SWAMPSCOTT — Monday was a day when both the Republican and Democratic candidates for governor both showed up on the North Shore on what was their last full day to get out the vote.

That included a stop by Gov. Charlie Baker to a banquet room of the Hawthorne-by-the-Sea restaurant on Humphrey Street, not far from his home, for a hometown rally to thank his supporters, friends and neighbors.

There, the state’s first lady, Lauren Baker, recalled how Monday night four years ago, on election eve, she and her husband stood in the very same room for a hometown rally.

Or so she thought.

“Hey honey,” interjected Baker amiably from the side of the room, “we were in the gym,” Charlie Baker deadpanned, and his 100 or so enthusiastic supporters laughed, as Baker had noted their hometown rally in 2014 was indeed in the gym at Swampscott High across town.

One might forgive the lapse.

This was, after all, the Republican governor’s third statewide campaign for the state’s top political office since 2010, when he was defeated by former Gov. Deval Patrick in a three-way race. But the Bakers noted that there was no place like home, the place where they raised three kids, when it came to where they wanted to be to wind up their campaign. 

“We were in Swampscott on election ... you are right, I’m sorry,” Lauren Baker said. “We could be anywhere, but we were here, and we were with you and I cannot thank you enough for being with us every step of the way and supporting us. It has been an incredible journey for Charlie and me and we never would have gotten here without you.”

Lauren thanked Swampscott for being their hometown community for the past 25 years and its support in helping Baker win election in 2014.

Baker, who grew up in Needham, said every campaign they have run ends in Swampscott because of what it means to him and his wife.

“The people in this community, our friends, our neighbors, the parents we used to trade stories with about the craziness that is associated with being a parent, those conversations took place with the people in Swampscott and Marblehead and Winthrop and Lynn and Salem and all across the North Shore,” the governor said. “And for us, that is why each one of these campaigns needed to end in this community because fundamentally, this job, this work is all about trying to do the things that we can do to help communities succeed and to help families, as Lauren said, have a great place to live, work and grow up.” He noted the state has added 200,000 jobs during his first term.

Democratic nominee for governor Jay Gonzalez and his wife, Cyndi, stopped by a campaign office at 10 Colonial Road in Salem around 1:30 p.m. to greet and thank about 20 supporters and canvassers, and get a big hug from state Rep. Paul Tucker, D-Salem, who is also running unopposed in Tuesday’s state election.
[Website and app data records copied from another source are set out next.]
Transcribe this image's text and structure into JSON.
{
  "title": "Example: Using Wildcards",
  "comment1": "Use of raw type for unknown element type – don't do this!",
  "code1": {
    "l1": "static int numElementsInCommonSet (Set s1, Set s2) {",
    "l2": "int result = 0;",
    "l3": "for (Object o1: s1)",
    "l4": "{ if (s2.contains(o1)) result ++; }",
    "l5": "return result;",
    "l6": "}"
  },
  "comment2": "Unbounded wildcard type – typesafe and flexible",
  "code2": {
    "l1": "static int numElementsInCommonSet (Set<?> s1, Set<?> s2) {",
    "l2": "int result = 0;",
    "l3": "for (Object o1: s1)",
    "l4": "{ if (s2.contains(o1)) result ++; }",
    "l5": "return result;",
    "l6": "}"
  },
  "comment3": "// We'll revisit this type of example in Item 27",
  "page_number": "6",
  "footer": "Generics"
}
Gonzalez gave a short speech before heading to Lynn, where there was a much larger gathering of Democrats that included U.S. Rep. Seth Moulton.
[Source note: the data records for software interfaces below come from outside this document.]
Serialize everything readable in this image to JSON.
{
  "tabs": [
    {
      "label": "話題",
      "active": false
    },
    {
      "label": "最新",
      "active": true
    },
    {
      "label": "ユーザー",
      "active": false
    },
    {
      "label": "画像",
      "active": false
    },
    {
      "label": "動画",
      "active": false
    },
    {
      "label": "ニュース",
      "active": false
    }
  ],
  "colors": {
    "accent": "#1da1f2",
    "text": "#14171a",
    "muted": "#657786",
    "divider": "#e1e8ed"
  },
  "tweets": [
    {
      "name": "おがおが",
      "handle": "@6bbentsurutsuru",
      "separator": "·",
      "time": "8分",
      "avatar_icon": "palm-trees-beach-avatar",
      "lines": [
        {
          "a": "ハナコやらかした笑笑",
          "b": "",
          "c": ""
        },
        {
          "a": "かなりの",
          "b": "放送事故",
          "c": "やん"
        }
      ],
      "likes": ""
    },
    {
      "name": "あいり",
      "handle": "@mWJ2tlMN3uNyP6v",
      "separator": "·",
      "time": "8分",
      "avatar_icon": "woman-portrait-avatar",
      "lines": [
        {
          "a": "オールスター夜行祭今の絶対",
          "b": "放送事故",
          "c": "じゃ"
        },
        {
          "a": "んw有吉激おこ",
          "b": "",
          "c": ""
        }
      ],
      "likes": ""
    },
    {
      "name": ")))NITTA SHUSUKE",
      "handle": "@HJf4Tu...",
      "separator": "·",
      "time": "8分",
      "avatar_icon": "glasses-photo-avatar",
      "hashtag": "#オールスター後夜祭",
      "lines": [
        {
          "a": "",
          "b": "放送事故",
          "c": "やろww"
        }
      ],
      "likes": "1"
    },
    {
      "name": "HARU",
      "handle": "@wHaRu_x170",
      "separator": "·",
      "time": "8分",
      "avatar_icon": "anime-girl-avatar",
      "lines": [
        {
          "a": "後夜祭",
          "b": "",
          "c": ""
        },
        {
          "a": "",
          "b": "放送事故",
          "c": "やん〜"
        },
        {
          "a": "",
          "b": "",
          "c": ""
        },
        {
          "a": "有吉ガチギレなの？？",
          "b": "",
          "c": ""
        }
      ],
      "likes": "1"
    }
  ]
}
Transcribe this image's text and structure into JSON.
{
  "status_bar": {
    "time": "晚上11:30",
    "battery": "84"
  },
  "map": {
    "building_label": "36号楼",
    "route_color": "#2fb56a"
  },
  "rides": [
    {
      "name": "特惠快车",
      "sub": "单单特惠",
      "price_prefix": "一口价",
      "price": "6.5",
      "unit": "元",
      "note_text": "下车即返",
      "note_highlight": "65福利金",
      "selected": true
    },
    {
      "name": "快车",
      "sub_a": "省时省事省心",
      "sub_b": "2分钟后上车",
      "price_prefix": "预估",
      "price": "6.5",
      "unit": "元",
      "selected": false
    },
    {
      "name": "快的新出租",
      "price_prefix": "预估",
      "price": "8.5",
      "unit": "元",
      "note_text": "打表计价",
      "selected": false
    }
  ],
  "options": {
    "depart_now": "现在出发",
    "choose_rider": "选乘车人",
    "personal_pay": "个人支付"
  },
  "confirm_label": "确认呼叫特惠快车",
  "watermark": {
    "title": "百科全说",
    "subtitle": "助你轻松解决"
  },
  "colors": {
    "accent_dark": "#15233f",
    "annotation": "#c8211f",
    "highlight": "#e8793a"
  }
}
While Baker’s thank you to supporters did not mention his rival or the Trump administration, Gonzalez took digs at both.

“Thank you all for being here,” said Gonzalez, who lives in Needham. “It really matters. You ready to get out the vote?”

“Yes,” said supporters. “The Democratic votes.”

“The Democratic votes, that’s right,” Gonzalez said. “If this president of ours has taught us anything, it is that our liberties and our democracy, and the strength of our communities, these fundamental American privileges, are not self-fulfilling. They need us to breathe life into them and protect them and be vigilant about them. We can’t take them for granted. And, voting is one of the ways we do that.”

“Elections matter,” Gonzalez said. “Electing Democrats who will fight for our values, matters. Right? So, with Trump taking us backwards every single day, it is really important we’ve got real leadership right here in Massachusetts. And we don’t have that right now. Charlie Baker is a status quo, wait-and-see governor. I know I have run across this and I know you have too: People who are just relieved to have a governor who seems nice, and isn’t a crazy, right-wing extremist.

“And, he’s tall,” said someone.

“Tall’s overrated,” Gonzalez said, who often jokes about his short stature. Gonzalez said with President Donald Trump setting the bar so low, “nice and not crazy seems pretty good. Even I’ll admit that. But it’s not good enough, not for Massachusetts.” In a short stump speech, he laid out a plan to invest an additional $3 billion each year in education and transportation “by asking the wealthy to pay their fair share.” 

Gonzalez said everywhere he goes, he hears from people who have voted for him.

“The polls and the pundits have been way off,” Gonzalez said. “And it is not what we are experiencing on the ground.”

Later that evening, Lauren Baker thanked supporters and added: “The polls look very, very good and we are very proud of that, but as you all know, the only poll that matters, is the one that happens tomorrow.”

Staff writer Ethan Forman can be reached at 978-338-2673, by email at eforman@salemnews.com or on Twitter at @TannerSalemNews.